Every entry must be output exactly as it was written.
· · ·
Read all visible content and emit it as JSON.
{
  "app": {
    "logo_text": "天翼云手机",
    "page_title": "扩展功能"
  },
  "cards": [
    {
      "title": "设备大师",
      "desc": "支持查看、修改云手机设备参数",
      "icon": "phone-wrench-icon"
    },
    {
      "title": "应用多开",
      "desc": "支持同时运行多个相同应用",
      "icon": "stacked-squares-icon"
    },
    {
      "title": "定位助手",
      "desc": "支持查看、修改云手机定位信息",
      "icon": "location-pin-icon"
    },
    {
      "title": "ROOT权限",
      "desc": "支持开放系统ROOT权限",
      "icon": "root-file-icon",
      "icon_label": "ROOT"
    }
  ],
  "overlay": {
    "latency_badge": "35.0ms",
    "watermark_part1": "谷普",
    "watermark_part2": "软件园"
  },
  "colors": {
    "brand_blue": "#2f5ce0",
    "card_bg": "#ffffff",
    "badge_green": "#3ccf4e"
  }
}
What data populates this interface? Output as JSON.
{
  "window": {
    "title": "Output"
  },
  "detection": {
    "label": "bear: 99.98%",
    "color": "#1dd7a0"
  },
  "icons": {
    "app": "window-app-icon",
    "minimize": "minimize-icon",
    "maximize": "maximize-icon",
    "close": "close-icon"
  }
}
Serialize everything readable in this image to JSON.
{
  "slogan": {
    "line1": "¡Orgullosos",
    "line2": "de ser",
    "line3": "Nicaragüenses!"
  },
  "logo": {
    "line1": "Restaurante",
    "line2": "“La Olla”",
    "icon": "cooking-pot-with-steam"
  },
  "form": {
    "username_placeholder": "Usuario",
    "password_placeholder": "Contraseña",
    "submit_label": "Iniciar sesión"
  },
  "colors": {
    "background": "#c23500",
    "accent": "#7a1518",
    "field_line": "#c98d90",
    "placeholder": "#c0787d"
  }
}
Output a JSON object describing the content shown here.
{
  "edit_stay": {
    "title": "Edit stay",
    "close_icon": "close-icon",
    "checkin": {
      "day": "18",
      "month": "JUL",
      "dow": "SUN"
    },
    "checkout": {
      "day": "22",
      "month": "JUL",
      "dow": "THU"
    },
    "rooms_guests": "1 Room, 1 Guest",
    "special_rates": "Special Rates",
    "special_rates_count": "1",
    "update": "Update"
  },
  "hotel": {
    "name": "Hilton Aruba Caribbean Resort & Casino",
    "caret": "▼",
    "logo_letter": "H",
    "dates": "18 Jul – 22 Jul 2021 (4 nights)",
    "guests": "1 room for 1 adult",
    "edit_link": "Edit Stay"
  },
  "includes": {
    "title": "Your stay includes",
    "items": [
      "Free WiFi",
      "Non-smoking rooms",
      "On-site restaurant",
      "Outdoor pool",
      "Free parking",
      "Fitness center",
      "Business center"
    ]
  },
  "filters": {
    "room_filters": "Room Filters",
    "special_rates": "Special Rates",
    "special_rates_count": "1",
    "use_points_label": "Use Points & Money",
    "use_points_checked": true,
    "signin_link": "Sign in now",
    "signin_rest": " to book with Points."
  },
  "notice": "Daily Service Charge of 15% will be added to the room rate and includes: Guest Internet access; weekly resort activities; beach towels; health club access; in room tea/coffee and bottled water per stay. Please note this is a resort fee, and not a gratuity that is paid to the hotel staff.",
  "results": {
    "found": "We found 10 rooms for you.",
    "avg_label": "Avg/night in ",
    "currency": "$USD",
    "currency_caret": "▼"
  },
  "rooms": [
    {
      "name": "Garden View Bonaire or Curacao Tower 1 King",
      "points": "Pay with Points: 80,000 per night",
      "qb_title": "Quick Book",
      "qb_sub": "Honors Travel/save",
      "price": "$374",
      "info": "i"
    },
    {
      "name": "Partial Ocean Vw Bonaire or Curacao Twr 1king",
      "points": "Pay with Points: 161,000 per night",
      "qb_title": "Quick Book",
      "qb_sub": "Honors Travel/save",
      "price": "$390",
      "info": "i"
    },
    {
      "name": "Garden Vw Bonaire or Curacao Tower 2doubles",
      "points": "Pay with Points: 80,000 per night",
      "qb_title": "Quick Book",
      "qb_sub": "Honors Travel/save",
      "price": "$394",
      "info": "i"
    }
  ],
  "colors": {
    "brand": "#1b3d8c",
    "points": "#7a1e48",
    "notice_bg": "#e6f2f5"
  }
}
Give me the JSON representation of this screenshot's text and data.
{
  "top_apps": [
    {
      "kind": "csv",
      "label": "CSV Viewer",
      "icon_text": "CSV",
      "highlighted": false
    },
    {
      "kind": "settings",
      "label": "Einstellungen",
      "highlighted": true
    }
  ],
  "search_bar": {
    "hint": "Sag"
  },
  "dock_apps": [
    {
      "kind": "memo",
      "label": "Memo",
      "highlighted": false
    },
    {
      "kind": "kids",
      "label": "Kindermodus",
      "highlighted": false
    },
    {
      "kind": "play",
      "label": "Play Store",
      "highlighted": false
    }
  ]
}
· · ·
Reply to the task>
Read all visible content and emit it as JSON.
{
  "app": {
    "logo_text": "天翼云手机",
    "page_title": "扩展功能"
  },
  "cards": [
    {
      "title": "设备大师",
      "desc": "支持查看、修改云手机设备参数",
      "icon": "phone-wrench-icon"
    },
    {
      "title": "应用多开",
      "desc": "支持同时运行多个相同应用",
      "icon": "stacked-squares-icon"
    },
    {
      "title": "定位助手",
      "desc": "支持查看、修改云手机定位信息",
      "icon": "location-pin-icon"
    },
    {
      "title": "ROOT权限",
      "desc": "支持开放系统ROOT权限",
      "icon": "root-file-icon",
      "icon_label": "ROOT"
    }
  ],
  "overlay": {
    "latency_badge": "35.0ms",
    "watermark_part1": "谷普",
    "watermark_part2": "软件园"
  },
  "colors": {
    "brand_blue": "#2f5ce0",
    "card_bg": "#ffffff",
    "badge_green": "#3ccf4e"
  }
}
What data populates this interface? Output as JSON.
{
  "window": {
    "title": "Output"
  },
  "detection": {
    "label": "bear: 99.98%",
    "color": "#1dd7a0"
  },
  "icons": {
    "app": "window-app-icon",
    "minimize": "minimize-icon",
    "maximize": "maximize-icon",
    "close": "close-icon"
  }
}
Serialize everything readable in this image to JSON.
{
  "slogan": {
    "line1": "¡Orgullosos",
    "line2": "de ser",
    "line3": "Nicaragüenses!"
  },
  "logo": {
    "line1": "Restaurante",
    "line2": "“La Olla”",
    "icon": "cooking-pot-with-steam"
  },
  "form": {
    "username_placeholder": "Usuario",
    "password_placeholder": "Contraseña",
    "submit_label": "Iniciar sesión"
  },
  "colors": {
    "background": "#c23500",
    "accent": "#7a1518",
    "field_line": "#c98d90",
    "placeholder": "#c0787d"
  }
}
Output a JSON object describing the content shown here.
{
  "edit_stay": {
    "title": "Edit stay",
    "close_icon": "close-icon",
    "checkin": {
      "day": "18",
      "month": "JUL",
      "dow": "SUN"
    },
    "checkout": {
      "day": "22",
      "month": "JUL",
      "dow": "THU"
    },
    "rooms_guests": "1 Room, 1 Guest",
    "special_rates": "Special Rates",
    "special_rates_count": "1",
    "update": "Update"
  },
  "hotel": {
    "name": "Hilton Aruba Caribbean Resort & Casino",
    "caret": "▼",
    "logo_letter": "H",
    "dates": "18 Jul – 22 Jul 2021 (4 nights)",
    "guests": "1 room for 1 adult",
    "edit_link": "Edit Stay"
  },
  "includes": {
    "title": "Your stay includes",
    "items": [
      "Free WiFi",
      "Non-smoking rooms",
      "On-site restaurant",
      "Outdoor pool",
      "Free parking",
      "Fitness center",
      "Business center"
    ]
  },
  "filters": {
    "room_filters": "Room Filters",
    "special_rates": "Special Rates",
    "special_rates_count": "1",
    "use_points_label": "Use Points & Money",
    "use_points_checked": true,
    "signin_link": "Sign in now",
    "signin_rest": " to book with Points."
  },
  "notice": "Daily Service Charge of 15% will be added to the room rate and includes: Guest Internet access; weekly resort activities; beach towels; health club access; in room tea/coffee and bottled water per stay. Please note this is a resort fee, and not a gratuity that is paid to the hotel staff.",
  "results": {
    "found": "We found 10 rooms for you.",
    "avg_label": "Avg/night in ",
    "currency": "$USD",
    "currency_caret": "▼"
  },
  "rooms": [
    {
      "name": "Garden View Bonaire or Curacao Tower 1 King",
      "points": "Pay with Points: 80,000 per night",
      "qb_title": "Quick Book",
      "qb_sub": "Honors Travel/save",
      "price": "$374",
      "info": "i"
    },
    {
      "name": "Partial Ocean Vw Bonaire or Curacao Twr 1king",
      "points": "Pay with Points: 161,000 per night",
      "qb_title": "Quick Book",
      "qb_sub": "Honors Travel/save",
      "price": "$390",
      "info": "i"
    },
    {
      "name": "Garden Vw Bonaire or Curacao Tower 2doubles",
      "points": "Pay with Points: 80,000 per night",
      "qb_title": "Quick Book",
      "qb_sub": "Honors Travel/save",
      "price": "$394",
      "info": "i"
    }
  ],
  "colors": {
    "brand": "#1b3d8c",
    "points": "#7a1e48",
    "notice_bg": "#e6f2f5"
  }
}
Give me the JSON representation of this screenshot's text and data.
{
  "top_apps": [
    {
      "kind": "csv",
      "label": "CSV Viewer",
      "icon_text": "CSV",
      "highlighted": false
    },
    {
      "kind": "settings",
      "label": "Einstellungen",
      "highlighted": true
    }
  ],
  "search_bar": {
    "hint": "Sag"
  },
  "dock_apps": [
    {
      "kind": "memo",
      "label": "Memo",
      "highlighted": false
    },
    {
      "kind": "kids",
      "label": "Kindermodus",
      "highlighted": false
    },
    {
      "kind": "play",
      "label": "Play Store",
      "highlighted": false
    }
  ]
}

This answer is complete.